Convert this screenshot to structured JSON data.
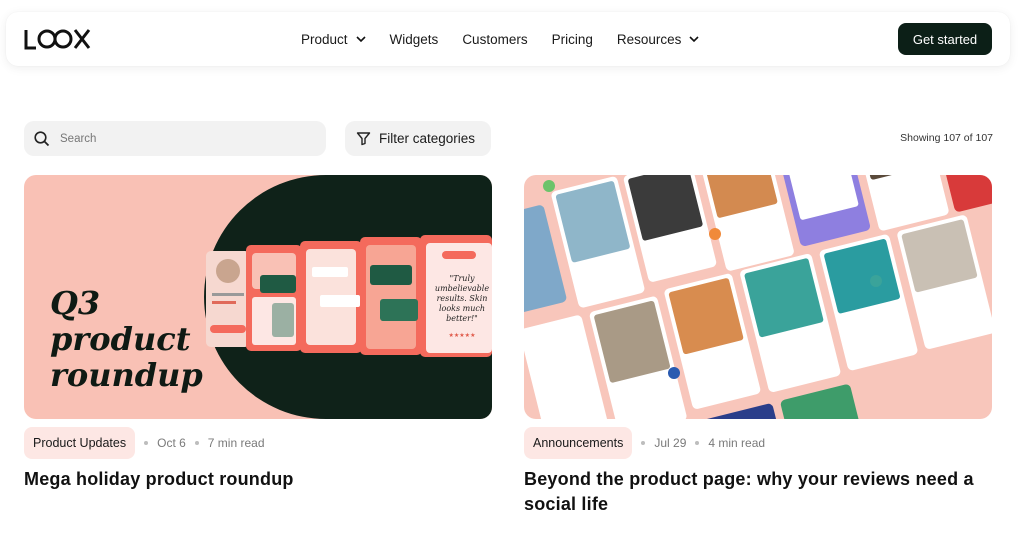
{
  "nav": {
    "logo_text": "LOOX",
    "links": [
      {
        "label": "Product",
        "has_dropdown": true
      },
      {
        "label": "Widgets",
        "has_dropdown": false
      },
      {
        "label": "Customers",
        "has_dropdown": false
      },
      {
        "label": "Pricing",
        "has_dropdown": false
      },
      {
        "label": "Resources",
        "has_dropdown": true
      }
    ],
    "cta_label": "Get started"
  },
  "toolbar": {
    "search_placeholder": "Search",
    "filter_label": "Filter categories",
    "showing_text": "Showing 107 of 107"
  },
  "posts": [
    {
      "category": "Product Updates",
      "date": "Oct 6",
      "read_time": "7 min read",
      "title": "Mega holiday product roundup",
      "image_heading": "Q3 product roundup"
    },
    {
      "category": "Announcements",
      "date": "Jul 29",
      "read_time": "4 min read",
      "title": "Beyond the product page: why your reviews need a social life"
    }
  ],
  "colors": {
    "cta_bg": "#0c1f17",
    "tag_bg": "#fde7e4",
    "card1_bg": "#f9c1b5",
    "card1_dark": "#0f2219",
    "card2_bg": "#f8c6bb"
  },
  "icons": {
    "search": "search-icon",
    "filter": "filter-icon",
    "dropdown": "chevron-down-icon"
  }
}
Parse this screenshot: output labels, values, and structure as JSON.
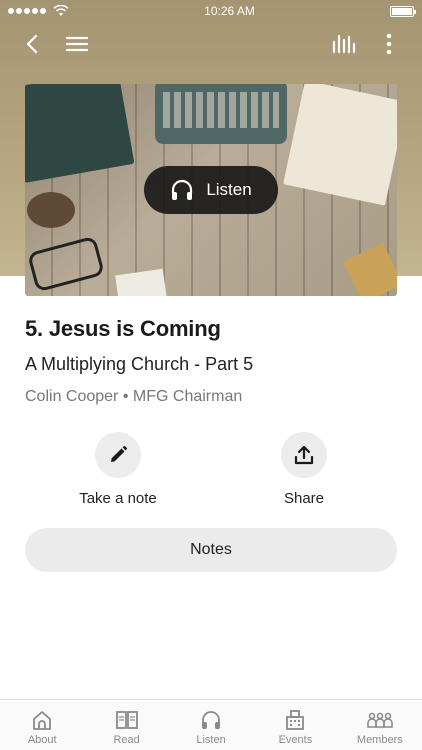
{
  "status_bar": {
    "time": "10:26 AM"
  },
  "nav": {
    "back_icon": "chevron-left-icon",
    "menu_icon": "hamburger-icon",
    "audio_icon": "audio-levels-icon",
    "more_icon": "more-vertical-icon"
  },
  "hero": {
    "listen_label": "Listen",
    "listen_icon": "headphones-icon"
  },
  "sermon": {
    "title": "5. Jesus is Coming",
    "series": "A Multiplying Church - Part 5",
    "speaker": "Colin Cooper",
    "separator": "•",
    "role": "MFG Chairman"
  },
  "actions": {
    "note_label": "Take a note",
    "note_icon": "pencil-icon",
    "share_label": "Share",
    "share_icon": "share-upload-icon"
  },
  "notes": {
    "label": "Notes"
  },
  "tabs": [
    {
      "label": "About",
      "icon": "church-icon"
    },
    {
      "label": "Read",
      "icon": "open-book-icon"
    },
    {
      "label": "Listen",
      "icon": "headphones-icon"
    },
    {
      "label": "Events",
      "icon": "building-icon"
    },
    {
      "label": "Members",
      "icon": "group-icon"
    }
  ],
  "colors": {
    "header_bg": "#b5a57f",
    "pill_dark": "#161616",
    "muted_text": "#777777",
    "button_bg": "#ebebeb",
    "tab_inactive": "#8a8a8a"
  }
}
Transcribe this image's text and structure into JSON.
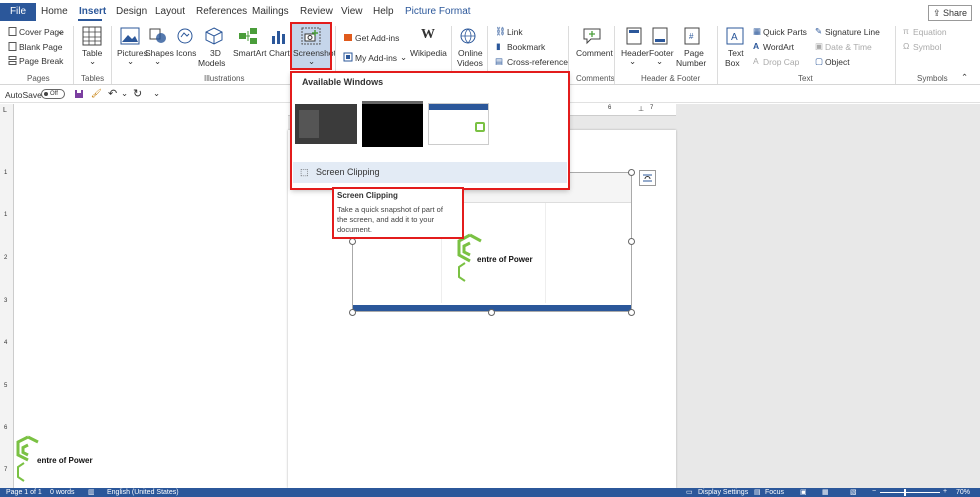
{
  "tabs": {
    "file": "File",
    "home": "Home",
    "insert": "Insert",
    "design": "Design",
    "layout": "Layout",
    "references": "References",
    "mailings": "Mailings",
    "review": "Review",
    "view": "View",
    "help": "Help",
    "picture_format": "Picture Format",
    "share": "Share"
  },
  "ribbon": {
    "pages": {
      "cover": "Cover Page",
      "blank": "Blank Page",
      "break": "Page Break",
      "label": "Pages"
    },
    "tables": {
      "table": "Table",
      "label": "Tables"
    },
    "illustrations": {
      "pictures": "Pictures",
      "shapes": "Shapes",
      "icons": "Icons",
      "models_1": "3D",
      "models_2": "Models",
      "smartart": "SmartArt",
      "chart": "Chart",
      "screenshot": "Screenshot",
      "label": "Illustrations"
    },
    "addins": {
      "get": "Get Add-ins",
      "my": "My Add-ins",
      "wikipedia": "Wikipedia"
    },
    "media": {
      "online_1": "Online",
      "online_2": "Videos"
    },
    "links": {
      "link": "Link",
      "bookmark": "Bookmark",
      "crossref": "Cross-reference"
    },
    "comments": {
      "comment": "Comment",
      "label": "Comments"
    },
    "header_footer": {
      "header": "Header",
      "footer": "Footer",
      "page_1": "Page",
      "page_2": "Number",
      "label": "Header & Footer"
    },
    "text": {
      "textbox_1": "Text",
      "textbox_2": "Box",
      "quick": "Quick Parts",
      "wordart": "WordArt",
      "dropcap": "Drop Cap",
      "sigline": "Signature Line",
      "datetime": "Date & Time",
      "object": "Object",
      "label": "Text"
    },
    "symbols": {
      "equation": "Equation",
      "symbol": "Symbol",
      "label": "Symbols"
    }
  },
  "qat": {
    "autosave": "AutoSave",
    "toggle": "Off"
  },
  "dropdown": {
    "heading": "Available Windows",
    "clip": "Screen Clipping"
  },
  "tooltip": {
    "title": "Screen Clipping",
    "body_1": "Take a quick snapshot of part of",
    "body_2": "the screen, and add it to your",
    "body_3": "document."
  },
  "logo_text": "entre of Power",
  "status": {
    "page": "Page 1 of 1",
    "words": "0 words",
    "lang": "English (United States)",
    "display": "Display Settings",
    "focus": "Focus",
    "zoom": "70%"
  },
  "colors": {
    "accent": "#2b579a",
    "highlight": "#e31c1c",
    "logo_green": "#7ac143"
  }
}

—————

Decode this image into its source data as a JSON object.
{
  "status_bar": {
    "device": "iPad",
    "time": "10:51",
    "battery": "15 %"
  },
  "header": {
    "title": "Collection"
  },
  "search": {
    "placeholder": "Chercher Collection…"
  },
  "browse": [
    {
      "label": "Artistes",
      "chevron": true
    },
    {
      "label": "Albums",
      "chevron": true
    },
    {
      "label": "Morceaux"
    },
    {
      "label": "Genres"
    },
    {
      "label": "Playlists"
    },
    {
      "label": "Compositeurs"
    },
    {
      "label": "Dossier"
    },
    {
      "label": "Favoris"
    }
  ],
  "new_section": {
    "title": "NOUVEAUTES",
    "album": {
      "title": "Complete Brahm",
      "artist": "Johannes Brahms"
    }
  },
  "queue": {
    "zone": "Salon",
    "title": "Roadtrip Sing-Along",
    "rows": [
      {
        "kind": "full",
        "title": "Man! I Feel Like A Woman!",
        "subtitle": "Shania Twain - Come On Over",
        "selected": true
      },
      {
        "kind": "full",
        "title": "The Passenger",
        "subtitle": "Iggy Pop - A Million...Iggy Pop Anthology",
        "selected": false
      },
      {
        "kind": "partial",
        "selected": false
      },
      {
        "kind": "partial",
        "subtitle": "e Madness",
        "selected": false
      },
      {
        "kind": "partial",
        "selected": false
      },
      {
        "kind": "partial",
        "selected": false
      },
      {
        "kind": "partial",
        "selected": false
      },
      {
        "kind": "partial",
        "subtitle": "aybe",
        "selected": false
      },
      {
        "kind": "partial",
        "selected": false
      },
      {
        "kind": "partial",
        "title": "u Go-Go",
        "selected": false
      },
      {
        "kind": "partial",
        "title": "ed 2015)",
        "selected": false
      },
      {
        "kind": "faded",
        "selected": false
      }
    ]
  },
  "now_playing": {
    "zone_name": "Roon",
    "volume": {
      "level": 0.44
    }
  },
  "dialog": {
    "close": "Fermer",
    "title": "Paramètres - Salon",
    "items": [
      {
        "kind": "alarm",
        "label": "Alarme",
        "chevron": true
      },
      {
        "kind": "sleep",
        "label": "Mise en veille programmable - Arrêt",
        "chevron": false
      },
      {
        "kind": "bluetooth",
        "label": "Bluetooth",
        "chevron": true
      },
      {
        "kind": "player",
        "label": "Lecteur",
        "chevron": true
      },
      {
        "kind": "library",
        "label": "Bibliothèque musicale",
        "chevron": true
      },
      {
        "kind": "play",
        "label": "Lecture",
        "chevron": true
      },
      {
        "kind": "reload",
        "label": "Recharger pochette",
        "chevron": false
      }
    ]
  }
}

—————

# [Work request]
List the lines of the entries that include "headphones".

# [Your response]
    "listen_icon": "headphones-icon"
      "icon": "headphones-icon"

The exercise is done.